Despite earlier plans to debate the provisions for a week, Senate leaders seemed unwilling to risk the powers expiring and instead used procedural maneuvers to pass the extension with minimal debate or discussion. After engaging in contentious procedural moves of his own, Senator Rand Paul was able to introduce two amendments to the bill. Debate on his amendments was brief and neither was accepted. The House in turn allowed 30 minutes of discussion before passing its own version. President Obama signed the bill into law just before the midnight expiration using an “autopen,” as he was out of the country.
Due to expire were the “lone wolf” provision, the roving wiretaps provision, and the “library records provision” (Section 215). Although Congress has previously made several provisions of the PATRIOT Act permanent, these three provisions were considered so expansive and controversial that Congress has extended them only temporarily, revisiting them every few years to determine whether their usefulness outweighed the risk of abuse.
ARL joined the American Library Association, the American Civil Liberties Union, and a broad coalition of privacy and civil liberties groups in asking for moderate reforms to these provisions, especially Section 215, which is often called the “library records provision” because it allows federal agents to demand library records without a standard warrant. We endorsed Senator Patrick Leahy’s bill, S. 193, which would have created new protections for library records, among other things. The Leahy bill had bipartisan support in the Senate, but was incommensurable with the most prominent House bill, which had no reform and would have made one of the expiring powers permanent.
Senators Ron Wyden and Mark Udall raised a disturbing issue in the run-up to the bill’s passage: based on confidential briefings they receive from the intelligence agencies, the senators claim there are “secret interpretations” of Section 215 that the government is relying on to conduct expansive domestic spying operations that Senators Wyden and Udall say would shock the public if they were exposed. While they were not able to introduce their amendment to require disclosure of these secret interpretations of the law, Wyden and Udall did win a promise from the Senate Intelligence Committee that it would hold hearings on the issue.
Senator Leahy has reintroduced his reforms as a standalone bill, and Senators Wyden and Udall will likely do something similar.
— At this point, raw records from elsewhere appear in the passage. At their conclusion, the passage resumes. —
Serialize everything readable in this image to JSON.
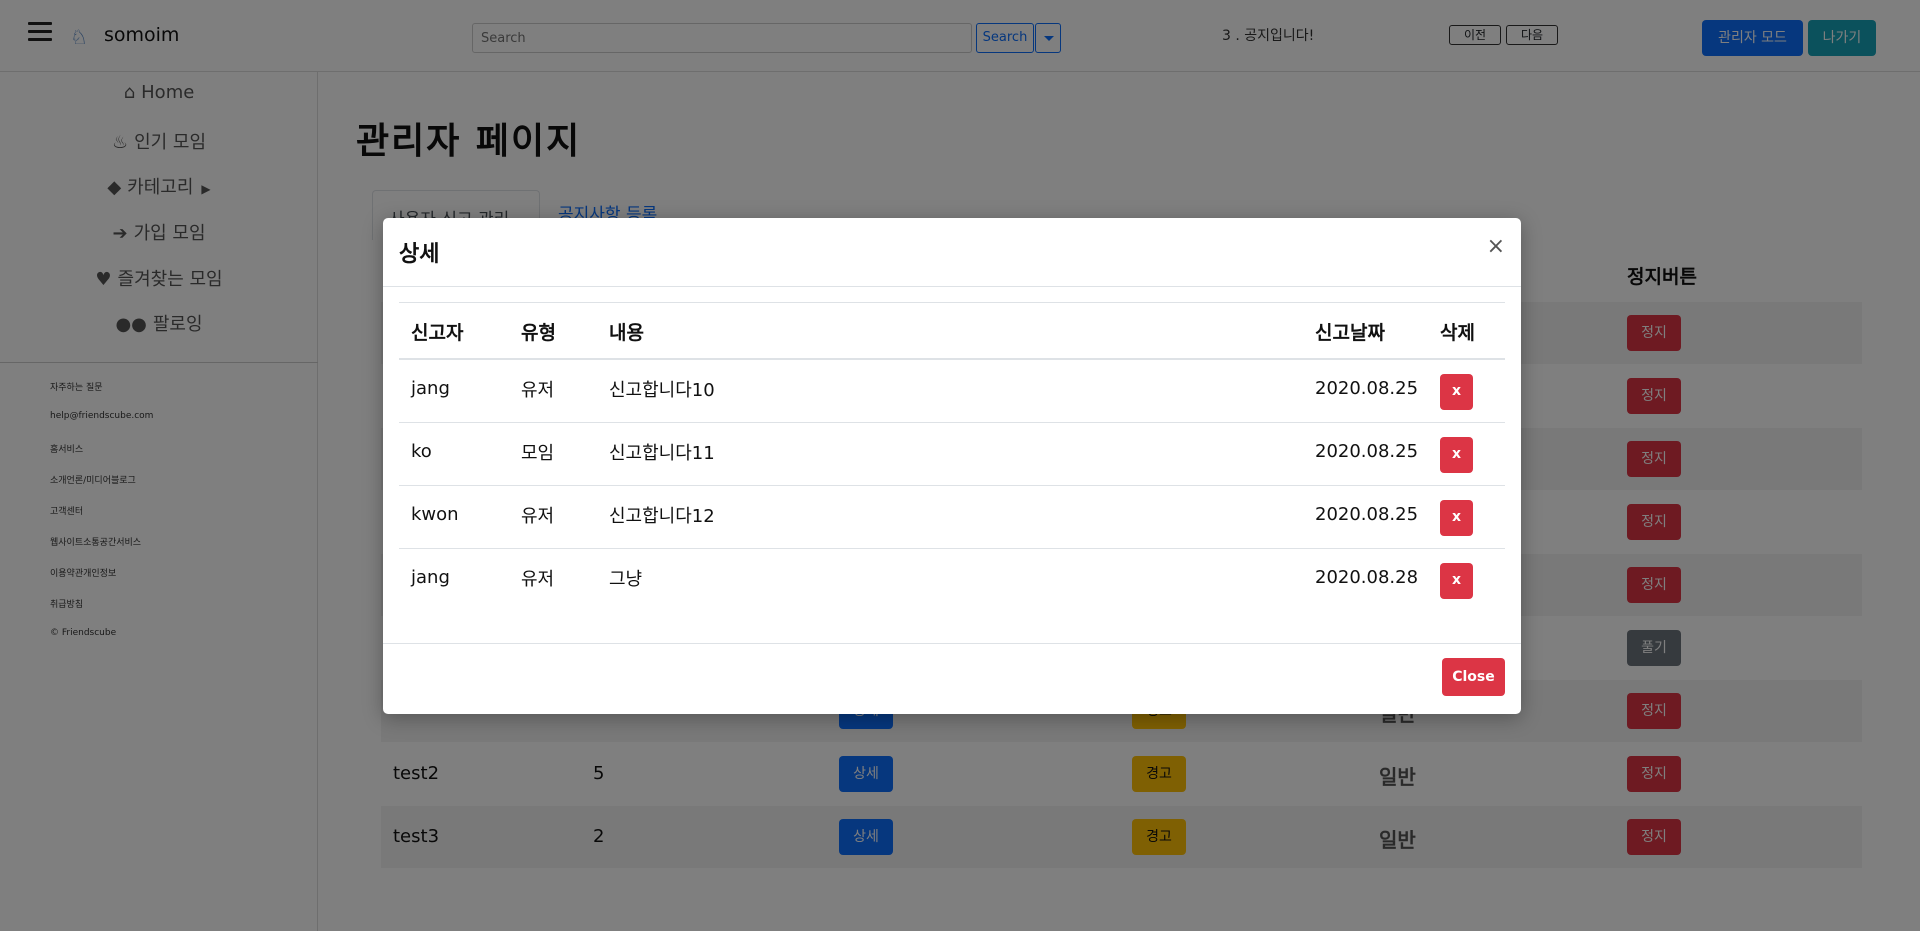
{
  "navbar": {
    "brand": "somoim",
    "search_placeholder": "Search",
    "search_label": "Search",
    "notice": "3 . 공지입니다!",
    "prev_label": "이전",
    "next_label": "다음",
    "admin_mode_label": "관리자 모드",
    "exit_label": "나가기"
  },
  "sidebar": {
    "items": [
      {
        "label": "Home",
        "icon": "home-icon"
      },
      {
        "label": "인기 모임",
        "icon": "fire-icon"
      },
      {
        "label": "카테고리",
        "icon": "tags-icon"
      },
      {
        "label": "가입 모임",
        "icon": "sign-in-icon"
      },
      {
        "label": "즐겨찾는 모임",
        "icon": "heart-icon"
      },
      {
        "label": "팔로잉",
        "icon": "users-icon"
      }
    ],
    "footer_links": [
      "자주하는 질문",
      "help@friendscube.com",
      "홈서비스",
      "소개언론/미디어블로그",
      "고객센터",
      "웹사이트소통공간서비스",
      "이용약관개인정보",
      "취급방침",
      "© Friendscube"
    ]
  },
  "main": {
    "title": "관리자 페이지",
    "tab_active": "사용자 신고 관리",
    "tab_notice": "공지사항 등록",
    "stop_header": "정지버튼",
    "rows": [
      {
        "uid": "",
        "count": "",
        "detail": "",
        "warn": "",
        "grade": "",
        "stop": "정지"
      },
      {
        "uid": "",
        "count": "",
        "detail": "",
        "warn": "",
        "grade": "",
        "stop": "정지"
      },
      {
        "uid": "",
        "count": "",
        "detail": "",
        "warn": "",
        "grade": "",
        "stop": "정지"
      },
      {
        "uid": "",
        "count": "",
        "detail": "",
        "warn": "",
        "grade": "",
        "stop": "정지"
      },
      {
        "uid": "",
        "count": "",
        "detail": "",
        "warn": "",
        "grade": "",
        "stop": "정지"
      },
      {
        "uid": "",
        "count": "",
        "detail": "",
        "warn": "",
        "grade": "",
        "stop": "풀기"
      },
      {
        "uid": "",
        "count": "",
        "detail": "상세",
        "warn": "경고",
        "grade": "일반",
        "stop": "정지"
      },
      {
        "uid": "test2",
        "count": "5",
        "detail": "상세",
        "warn": "경고",
        "grade": "일반",
        "stop": "정지"
      },
      {
        "uid": "test3",
        "count": "2",
        "detail": "상세",
        "warn": "경고",
        "grade": "일반",
        "stop": "정지"
      }
    ]
  },
  "modal": {
    "title": "상세",
    "close_x": "×",
    "close_label": "Close",
    "headers": [
      "신고자",
      "유형",
      "내용",
      "신고날짜",
      "삭제"
    ],
    "rows": [
      {
        "reporter": "jang",
        "type": "유저",
        "content": "신고합니다10",
        "date": "2020.08.25",
        "delete": "x"
      },
      {
        "reporter": "ko",
        "type": "모임",
        "content": "신고합니다11",
        "date": "2020.08.25",
        "delete": "x"
      },
      {
        "reporter": "kwon",
        "type": "유저",
        "content": "신고합니다12",
        "date": "2020.08.25",
        "delete": "x"
      },
      {
        "reporter": "jang",
        "type": "유저",
        "content": "그냥",
        "date": "2020.08.28",
        "delete": "x"
      }
    ]
  },
  "colors": {
    "primary": "#0d6efd",
    "danger": "#dc3545",
    "warning": "#ffc107",
    "info": "#17a2b8",
    "secondary": "#6c757d"
  }
}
ARL will continue to support these and other common sense proposals. Congress should restore the balance between the government’s need for surveillance and the public’s rights of privacy and free inquiry.
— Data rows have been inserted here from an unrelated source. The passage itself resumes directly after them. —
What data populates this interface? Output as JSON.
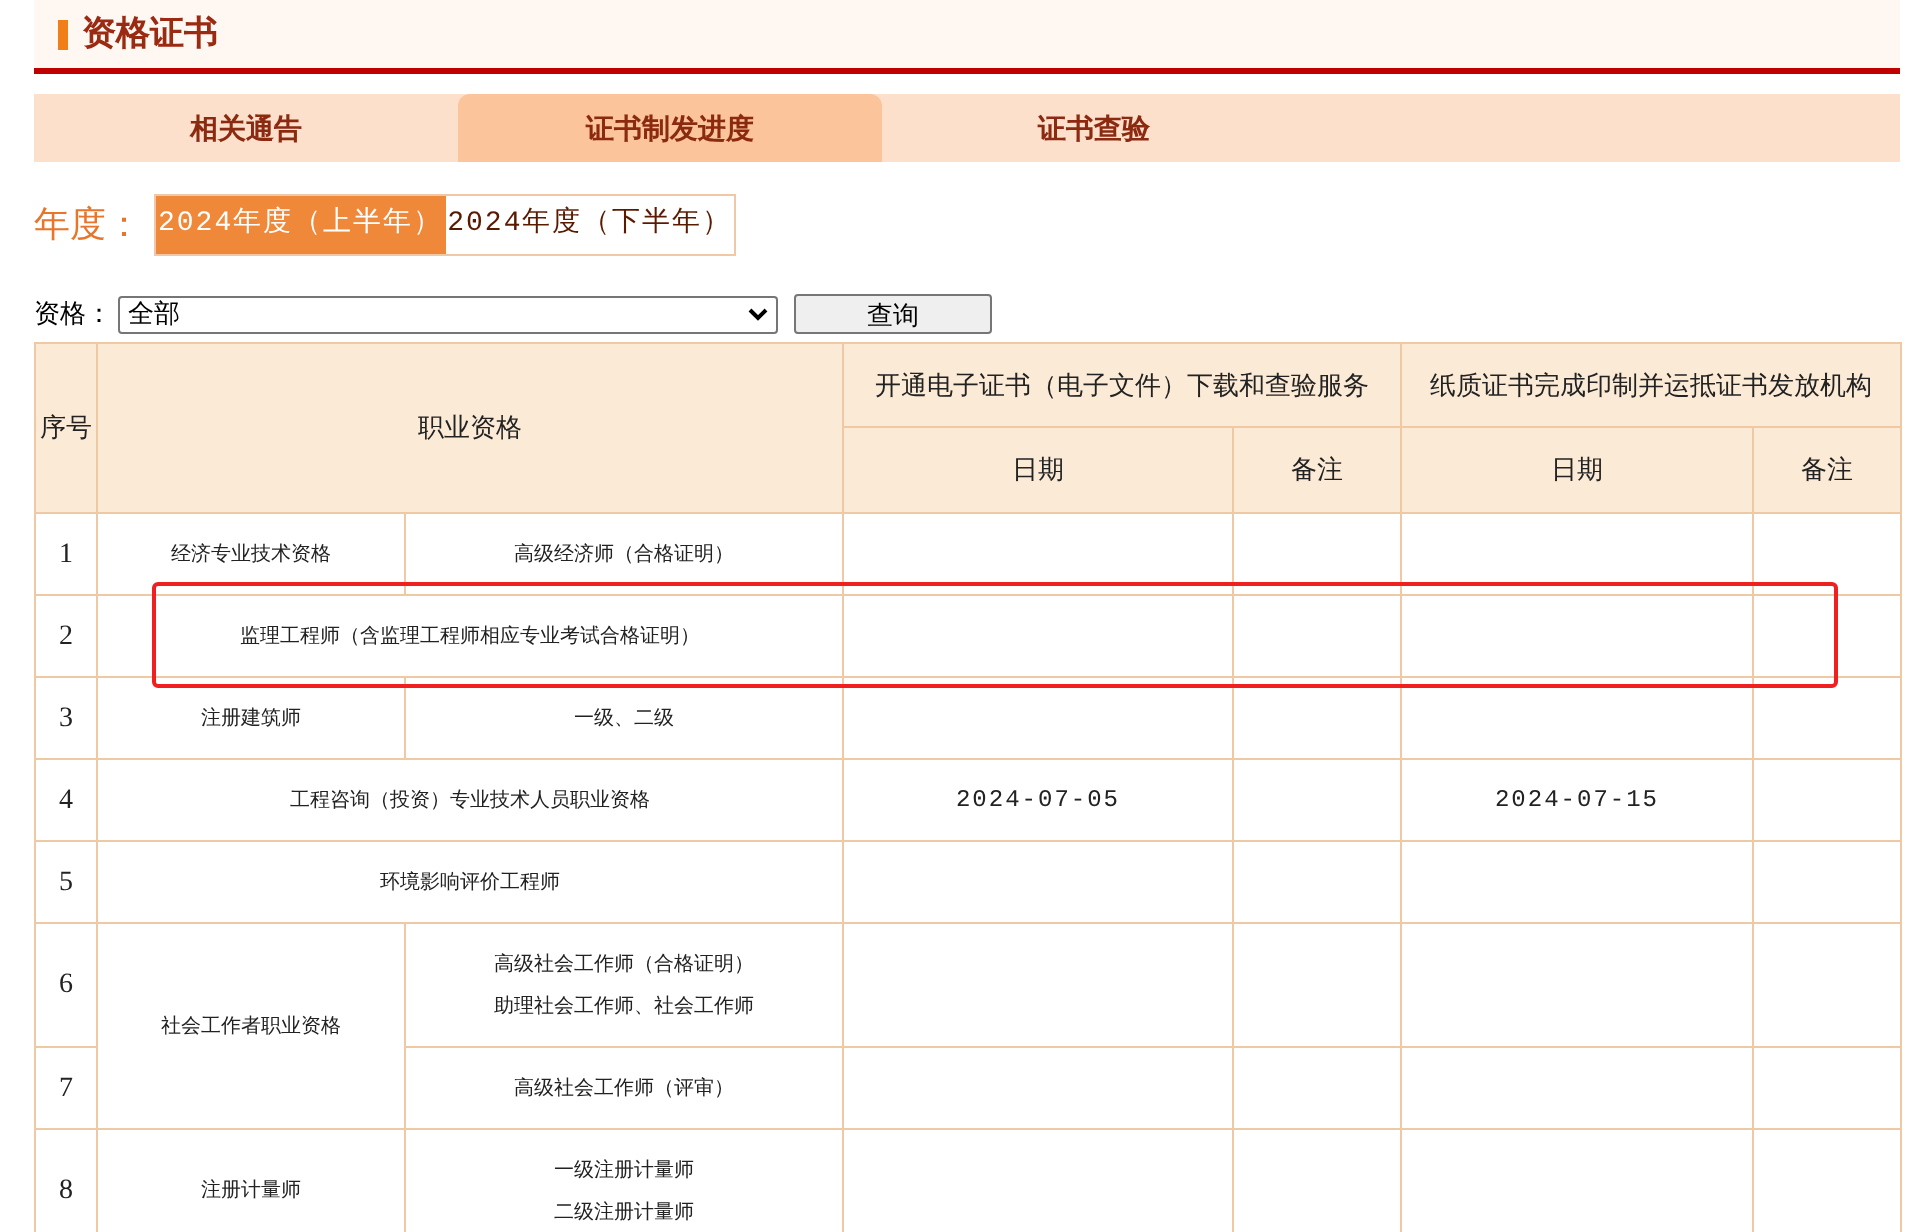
{
  "page_title": "资格证书",
  "tabs": [
    {
      "label": "相关通告",
      "selected": false
    },
    {
      "label": "证书制发进度",
      "selected": true
    },
    {
      "label": "证书查验",
      "selected": false
    }
  ],
  "year": {
    "label": "年度：",
    "options": [
      {
        "label": "2024年度（上半年）",
        "selected": true
      },
      {
        "label": "2024年度（下半年）",
        "selected": false
      }
    ]
  },
  "filter": {
    "label": "资格：",
    "value": "全部",
    "button": "查询"
  },
  "table": {
    "columns": {
      "no": "序号",
      "qualification": "职业资格",
      "electronic": "开通电子证书（电子文件）下载和查验服务",
      "paper": "纸质证书完成印制并运抵证书发放机构",
      "e_date": "日期",
      "e_note": "备注",
      "p_date": "日期",
      "p_note": "备注"
    },
    "groups": [
      {
        "qualification": "经济专业技术资格",
        "entries": [
          {
            "no": "1",
            "levels": [
              "高级经济师（合格证明）"
            ],
            "highlighted": false
          }
        ]
      },
      {
        "qualification": "监理工程师（含监理工程师相应专业考试合格证明）",
        "entries": [
          {
            "no": "2",
            "highlighted": true
          }
        ]
      },
      {
        "qualification": "注册建筑师",
        "entries": [
          {
            "no": "3",
            "levels": [
              "一级、二级"
            ],
            "highlighted": false
          }
        ]
      },
      {
        "qualification": "工程咨询（投资）专业技术人员职业资格",
        "entries": [
          {
            "no": "4",
            "e_date": "2024-07-05",
            "p_date": "2024-07-15",
            "highlighted": false
          }
        ]
      },
      {
        "qualification": "环境影响评价工程师",
        "entries": [
          {
            "no": "5",
            "highlighted": false
          }
        ]
      },
      {
        "qualification": "社会工作者职业资格",
        "entries": [
          {
            "no": "6",
            "levels": [
              "高级社会工作师（合格证明）",
              "助理社会工作师、社会工作师"
            ],
            "highlighted": false
          },
          {
            "no": "7",
            "levels": [
              "高级社会工作师（评审）"
            ],
            "highlighted": false
          }
        ]
      },
      {
        "qualification": "注册计量师",
        "entries": [
          {
            "no": "8",
            "levels": [
              "一级注册计量师",
              "二级注册计量师"
            ],
            "highlighted": false
          }
        ]
      }
    ]
  }
}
More representatives opposed this reauthorization than in any previous vote, but the majority was still overwhelmingly in favor of extension. Privacy advocates have a lot of work to do before the next vote. You can see how your representatives voted at the links below:
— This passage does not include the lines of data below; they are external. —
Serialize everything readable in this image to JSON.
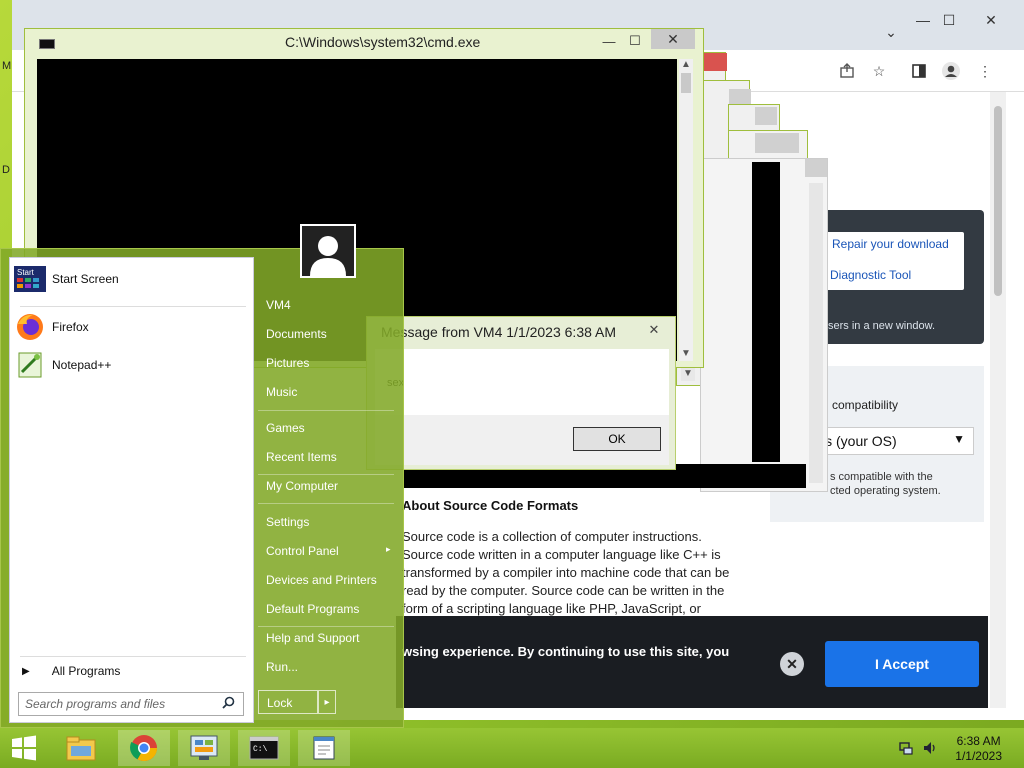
{
  "desktop": {
    "edge_letters": [
      "M",
      "D"
    ]
  },
  "browser": {
    "controls": {
      "minimize": "—",
      "maximize": "☐",
      "close": "✕",
      "tab_dropdown": "⌄"
    },
    "toolbar_icons": [
      "share-icon",
      "star-icon",
      "sidepanel-icon",
      "profile-icon",
      "menu-icon"
    ],
    "download_panel": {
      "link1": "Repair your download",
      "link2": "Diagnostic Tool",
      "note": "sers in a new window."
    },
    "compat": {
      "title": "compatibility",
      "selected": "ws (your OS)",
      "note_line1": "s compatible with the",
      "note_line2": "cted operating system."
    },
    "article": {
      "heading": "About Source Code Formats",
      "body": "Source code is a collection of computer instructions. Source code written in a computer language like C++ is transformed by a compiler into machine code that can be read by the computer. Source code can be written in the form of a scripting language like PHP, JavaScript, or"
    },
    "cookie": {
      "text": "wsing experience. By continuing to use this site, you",
      "accept_label": "I Accept",
      "close_glyph": "✕"
    }
  },
  "cmd_window": {
    "title": "C:\\Windows\\system32\\cmd.exe",
    "minimize": "—",
    "maximize": "☐",
    "close": "✕"
  },
  "message_box": {
    "title": "Message from VM4 1/1/2023 6:38 AM",
    "close": "✕",
    "text": "sex",
    "ok_label": "OK"
  },
  "start_menu": {
    "pinned": [
      {
        "label": "Start Screen",
        "icon": "start-screen-icon"
      },
      {
        "label": "Firefox",
        "icon": "firefox-icon"
      },
      {
        "label": "Notepad++",
        "icon": "notepad-plus-plus-icon"
      }
    ],
    "start_icon_text": "Start",
    "all_programs": "All Programs",
    "search_placeholder": "Search programs and files",
    "right_items": [
      "VM4",
      "Documents",
      "Pictures",
      "Music",
      "Games",
      "Recent Items",
      "My Computer",
      "Settings",
      "Control Panel",
      "Devices and Printers",
      "Default Programs",
      "Help and Support",
      "Run..."
    ],
    "lock_label": "Lock",
    "lock_arrow": "▸",
    "submenu_arrow": "▸"
  },
  "taskbar": {
    "apps": [
      "windows-start",
      "file-explorer",
      "chrome",
      "control-panel",
      "cmd",
      "notepad"
    ],
    "time": "6:38 AM",
    "date": "1/1/2023"
  },
  "colors": {
    "desktop_green": "#8fbf2a",
    "accept_blue": "#1a73e8",
    "cookie_bg": "#1a1d22",
    "link_blue": "#1a55b8"
  }
}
Senate Roll Call (Note: the title of the bill is misleading. In order to rush the bill through, Senate leadership substituted the text of the PATRIOT reauthorization for a small business bill.)